▸ **Task statement**: Copy out each line of the listing below that contains the word "نیاز".
[Supplied entries — start]
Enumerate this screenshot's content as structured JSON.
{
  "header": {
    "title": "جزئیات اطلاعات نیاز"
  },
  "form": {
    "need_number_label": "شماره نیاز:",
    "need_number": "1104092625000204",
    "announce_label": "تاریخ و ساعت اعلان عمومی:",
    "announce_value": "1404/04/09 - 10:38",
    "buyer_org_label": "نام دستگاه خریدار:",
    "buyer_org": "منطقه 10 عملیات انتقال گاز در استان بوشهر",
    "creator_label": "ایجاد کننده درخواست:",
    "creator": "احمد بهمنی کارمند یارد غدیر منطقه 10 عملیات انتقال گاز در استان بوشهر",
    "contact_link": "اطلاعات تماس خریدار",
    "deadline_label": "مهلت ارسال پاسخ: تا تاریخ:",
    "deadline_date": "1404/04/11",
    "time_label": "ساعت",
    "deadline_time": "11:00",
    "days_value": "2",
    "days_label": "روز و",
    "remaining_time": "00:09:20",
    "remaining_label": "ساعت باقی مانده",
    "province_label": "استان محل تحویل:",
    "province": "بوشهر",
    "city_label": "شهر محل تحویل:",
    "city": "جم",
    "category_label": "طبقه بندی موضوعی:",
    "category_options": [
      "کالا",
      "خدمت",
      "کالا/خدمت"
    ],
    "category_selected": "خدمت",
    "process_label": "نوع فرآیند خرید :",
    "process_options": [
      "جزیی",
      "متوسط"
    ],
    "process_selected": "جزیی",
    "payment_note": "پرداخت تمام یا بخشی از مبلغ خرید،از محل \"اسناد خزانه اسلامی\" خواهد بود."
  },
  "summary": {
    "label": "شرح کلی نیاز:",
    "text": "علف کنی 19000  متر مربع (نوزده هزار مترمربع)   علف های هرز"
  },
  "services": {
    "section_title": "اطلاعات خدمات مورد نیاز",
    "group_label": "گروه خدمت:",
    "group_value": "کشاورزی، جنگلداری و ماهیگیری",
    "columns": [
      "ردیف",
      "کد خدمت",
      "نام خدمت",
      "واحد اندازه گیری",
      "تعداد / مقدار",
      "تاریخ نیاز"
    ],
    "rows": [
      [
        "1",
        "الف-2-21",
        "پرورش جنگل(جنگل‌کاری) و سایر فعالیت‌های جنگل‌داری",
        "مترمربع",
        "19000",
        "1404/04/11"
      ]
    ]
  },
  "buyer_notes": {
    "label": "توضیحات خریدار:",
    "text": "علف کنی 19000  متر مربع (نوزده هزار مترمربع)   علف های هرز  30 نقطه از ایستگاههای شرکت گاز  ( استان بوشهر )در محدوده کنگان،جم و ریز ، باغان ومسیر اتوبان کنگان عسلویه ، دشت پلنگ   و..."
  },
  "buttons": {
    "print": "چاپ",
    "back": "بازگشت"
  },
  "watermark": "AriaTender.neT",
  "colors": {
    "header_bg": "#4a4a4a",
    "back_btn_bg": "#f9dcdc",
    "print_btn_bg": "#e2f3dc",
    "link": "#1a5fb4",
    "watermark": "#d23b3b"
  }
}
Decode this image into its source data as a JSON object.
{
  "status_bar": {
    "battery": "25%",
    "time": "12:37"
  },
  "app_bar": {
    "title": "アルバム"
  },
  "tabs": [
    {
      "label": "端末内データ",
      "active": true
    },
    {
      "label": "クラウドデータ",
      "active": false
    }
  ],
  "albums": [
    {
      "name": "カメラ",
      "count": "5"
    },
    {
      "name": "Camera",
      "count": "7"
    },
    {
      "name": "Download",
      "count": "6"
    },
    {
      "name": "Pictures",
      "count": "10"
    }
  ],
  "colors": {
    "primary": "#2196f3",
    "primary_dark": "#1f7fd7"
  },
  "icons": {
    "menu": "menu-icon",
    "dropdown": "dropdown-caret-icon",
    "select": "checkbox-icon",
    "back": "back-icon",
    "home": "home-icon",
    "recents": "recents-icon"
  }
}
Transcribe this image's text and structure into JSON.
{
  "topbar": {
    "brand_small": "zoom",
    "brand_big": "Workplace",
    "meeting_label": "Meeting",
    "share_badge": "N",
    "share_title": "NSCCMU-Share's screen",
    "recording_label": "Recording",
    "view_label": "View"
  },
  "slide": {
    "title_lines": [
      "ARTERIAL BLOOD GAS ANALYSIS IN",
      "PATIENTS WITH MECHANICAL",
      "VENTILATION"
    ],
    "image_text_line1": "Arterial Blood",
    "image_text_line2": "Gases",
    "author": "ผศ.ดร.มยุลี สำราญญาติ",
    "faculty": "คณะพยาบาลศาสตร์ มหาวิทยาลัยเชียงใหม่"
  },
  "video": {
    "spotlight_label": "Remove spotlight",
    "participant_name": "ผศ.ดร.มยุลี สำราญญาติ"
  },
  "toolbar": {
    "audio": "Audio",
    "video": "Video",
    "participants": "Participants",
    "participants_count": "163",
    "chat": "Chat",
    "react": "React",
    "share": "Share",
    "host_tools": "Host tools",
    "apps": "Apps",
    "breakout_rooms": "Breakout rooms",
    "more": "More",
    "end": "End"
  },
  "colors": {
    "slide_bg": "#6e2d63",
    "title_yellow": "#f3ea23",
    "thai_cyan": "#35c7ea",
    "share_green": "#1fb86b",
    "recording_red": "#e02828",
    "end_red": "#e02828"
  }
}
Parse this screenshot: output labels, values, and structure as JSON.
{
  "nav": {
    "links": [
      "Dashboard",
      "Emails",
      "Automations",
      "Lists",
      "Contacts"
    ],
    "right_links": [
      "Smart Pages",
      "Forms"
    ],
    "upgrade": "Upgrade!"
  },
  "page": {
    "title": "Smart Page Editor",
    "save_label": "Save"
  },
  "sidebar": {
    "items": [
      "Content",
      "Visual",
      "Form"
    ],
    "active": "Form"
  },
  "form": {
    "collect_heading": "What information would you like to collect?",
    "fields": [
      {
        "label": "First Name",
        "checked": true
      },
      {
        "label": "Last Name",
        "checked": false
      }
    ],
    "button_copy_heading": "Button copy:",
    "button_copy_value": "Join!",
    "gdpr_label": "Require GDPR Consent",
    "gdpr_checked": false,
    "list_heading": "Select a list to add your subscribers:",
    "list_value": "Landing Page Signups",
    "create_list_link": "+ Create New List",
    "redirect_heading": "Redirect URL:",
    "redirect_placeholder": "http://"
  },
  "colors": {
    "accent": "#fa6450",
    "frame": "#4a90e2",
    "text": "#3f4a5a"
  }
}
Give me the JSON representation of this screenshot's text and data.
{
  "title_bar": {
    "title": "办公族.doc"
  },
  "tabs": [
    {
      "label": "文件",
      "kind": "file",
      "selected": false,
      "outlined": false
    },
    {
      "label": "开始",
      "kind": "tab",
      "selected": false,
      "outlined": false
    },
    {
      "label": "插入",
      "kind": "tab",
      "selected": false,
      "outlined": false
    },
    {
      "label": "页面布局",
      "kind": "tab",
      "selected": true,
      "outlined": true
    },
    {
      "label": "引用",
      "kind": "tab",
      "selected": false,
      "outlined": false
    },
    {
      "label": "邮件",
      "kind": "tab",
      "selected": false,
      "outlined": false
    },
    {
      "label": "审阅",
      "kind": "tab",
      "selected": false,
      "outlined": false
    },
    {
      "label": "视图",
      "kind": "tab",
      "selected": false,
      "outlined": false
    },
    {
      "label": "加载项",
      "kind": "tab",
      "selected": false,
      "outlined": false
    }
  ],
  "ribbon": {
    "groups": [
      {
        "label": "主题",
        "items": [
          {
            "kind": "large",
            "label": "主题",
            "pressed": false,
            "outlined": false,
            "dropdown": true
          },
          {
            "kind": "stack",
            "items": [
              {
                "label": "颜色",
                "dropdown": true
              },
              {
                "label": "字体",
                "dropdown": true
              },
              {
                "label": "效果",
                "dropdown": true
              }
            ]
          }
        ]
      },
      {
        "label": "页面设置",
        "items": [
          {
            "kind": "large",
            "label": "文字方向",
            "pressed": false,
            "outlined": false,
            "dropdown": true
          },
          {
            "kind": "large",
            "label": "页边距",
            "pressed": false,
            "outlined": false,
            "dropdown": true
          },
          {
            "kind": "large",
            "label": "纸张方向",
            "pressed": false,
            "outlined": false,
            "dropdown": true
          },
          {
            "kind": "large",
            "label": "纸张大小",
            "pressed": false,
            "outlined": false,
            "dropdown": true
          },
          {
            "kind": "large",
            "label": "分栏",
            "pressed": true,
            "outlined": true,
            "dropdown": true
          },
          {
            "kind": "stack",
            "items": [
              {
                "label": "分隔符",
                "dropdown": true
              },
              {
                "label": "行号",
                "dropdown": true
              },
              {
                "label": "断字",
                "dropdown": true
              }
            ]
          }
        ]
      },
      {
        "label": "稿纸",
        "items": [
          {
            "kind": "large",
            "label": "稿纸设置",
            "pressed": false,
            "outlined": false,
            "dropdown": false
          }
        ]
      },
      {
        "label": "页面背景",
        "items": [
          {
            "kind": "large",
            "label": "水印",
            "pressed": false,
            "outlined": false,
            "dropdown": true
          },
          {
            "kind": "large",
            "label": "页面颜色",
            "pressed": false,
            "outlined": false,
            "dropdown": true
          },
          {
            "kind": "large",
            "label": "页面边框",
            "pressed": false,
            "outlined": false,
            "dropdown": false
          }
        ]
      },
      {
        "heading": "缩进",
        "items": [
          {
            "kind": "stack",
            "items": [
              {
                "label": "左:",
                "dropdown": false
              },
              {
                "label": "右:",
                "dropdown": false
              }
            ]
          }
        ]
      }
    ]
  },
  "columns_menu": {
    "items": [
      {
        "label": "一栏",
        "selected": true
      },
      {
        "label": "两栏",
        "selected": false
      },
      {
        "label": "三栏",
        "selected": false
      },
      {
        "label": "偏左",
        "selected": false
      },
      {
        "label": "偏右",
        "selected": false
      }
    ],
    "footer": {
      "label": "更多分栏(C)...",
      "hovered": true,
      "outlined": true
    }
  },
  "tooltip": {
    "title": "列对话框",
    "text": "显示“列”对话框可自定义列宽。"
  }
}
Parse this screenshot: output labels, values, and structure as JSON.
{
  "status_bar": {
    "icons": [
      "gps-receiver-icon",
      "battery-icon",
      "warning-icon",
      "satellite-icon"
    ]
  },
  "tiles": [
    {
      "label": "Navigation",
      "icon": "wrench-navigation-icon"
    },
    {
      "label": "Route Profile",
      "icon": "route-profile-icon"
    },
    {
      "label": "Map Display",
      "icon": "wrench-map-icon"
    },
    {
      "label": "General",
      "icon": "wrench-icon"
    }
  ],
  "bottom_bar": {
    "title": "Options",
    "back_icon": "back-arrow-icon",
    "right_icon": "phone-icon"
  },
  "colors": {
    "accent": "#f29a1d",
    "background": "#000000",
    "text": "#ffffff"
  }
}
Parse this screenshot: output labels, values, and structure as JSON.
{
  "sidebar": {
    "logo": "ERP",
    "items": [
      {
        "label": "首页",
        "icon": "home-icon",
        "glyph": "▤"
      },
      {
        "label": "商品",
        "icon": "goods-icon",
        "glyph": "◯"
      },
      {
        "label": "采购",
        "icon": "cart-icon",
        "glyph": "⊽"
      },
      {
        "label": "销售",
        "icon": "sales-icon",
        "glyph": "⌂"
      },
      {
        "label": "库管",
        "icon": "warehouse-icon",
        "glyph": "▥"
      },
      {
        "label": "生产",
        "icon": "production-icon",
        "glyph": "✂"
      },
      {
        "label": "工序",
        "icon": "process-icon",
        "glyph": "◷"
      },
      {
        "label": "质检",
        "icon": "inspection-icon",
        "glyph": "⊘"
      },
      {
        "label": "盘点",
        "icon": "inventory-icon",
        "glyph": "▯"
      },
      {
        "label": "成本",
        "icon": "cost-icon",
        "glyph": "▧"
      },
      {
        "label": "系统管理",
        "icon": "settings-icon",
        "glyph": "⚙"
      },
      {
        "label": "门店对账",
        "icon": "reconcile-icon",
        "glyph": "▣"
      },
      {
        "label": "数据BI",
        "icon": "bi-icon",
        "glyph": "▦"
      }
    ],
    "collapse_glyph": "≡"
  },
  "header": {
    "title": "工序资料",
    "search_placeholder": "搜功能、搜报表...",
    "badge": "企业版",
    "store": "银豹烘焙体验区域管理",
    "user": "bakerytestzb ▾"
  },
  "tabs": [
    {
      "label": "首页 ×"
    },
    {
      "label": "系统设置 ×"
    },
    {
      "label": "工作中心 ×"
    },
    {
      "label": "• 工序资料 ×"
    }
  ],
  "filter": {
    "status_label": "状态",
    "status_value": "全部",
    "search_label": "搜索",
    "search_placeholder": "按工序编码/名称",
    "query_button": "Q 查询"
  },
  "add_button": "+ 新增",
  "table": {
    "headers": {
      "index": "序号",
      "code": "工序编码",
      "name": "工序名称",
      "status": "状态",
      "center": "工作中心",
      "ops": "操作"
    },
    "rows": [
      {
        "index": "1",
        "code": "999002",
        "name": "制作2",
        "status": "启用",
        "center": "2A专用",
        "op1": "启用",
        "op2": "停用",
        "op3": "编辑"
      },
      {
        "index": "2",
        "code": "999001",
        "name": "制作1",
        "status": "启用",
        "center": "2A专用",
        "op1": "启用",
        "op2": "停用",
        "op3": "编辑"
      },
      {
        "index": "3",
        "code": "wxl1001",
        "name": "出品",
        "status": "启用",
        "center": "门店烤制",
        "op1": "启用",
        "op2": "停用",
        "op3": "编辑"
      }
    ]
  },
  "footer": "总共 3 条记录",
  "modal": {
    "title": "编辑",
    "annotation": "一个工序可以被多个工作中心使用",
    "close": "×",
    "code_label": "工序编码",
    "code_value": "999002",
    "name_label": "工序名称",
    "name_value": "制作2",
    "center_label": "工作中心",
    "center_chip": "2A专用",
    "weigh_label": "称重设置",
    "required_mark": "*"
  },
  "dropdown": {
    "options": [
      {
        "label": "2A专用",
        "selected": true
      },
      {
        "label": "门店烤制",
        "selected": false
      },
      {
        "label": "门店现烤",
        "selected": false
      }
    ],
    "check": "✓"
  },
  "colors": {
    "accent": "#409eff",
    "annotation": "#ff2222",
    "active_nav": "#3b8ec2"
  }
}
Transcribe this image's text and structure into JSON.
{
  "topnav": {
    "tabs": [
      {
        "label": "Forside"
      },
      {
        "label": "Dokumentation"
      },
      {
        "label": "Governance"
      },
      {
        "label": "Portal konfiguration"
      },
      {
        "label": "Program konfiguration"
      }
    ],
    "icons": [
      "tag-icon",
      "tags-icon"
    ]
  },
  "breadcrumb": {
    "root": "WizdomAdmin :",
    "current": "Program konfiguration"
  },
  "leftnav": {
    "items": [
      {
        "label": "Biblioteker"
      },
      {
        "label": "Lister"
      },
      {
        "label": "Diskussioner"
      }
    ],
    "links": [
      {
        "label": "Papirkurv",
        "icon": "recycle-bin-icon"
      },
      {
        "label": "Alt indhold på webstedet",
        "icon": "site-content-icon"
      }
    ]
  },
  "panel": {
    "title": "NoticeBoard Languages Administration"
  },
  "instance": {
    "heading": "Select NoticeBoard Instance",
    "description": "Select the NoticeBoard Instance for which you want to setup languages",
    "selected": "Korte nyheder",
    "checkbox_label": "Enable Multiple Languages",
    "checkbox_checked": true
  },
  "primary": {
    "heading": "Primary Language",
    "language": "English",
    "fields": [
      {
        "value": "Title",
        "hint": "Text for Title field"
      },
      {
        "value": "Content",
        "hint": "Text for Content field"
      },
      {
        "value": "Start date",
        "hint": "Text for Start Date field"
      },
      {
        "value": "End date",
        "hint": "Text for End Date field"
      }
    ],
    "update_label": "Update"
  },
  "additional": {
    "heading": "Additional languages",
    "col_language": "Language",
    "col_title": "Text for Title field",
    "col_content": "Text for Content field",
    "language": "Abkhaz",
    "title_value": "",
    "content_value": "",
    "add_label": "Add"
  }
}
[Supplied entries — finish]
▸ **Solved exercise**:
    "title": "جزئیات اطلاعات نیاز"
    "need_number_label": "شماره نیاز:",
    "label": "شرح کلی نیاز:",
    "section_title": "اطلاعات خدمات مورد نیاز",
      "تاریخ نیاز"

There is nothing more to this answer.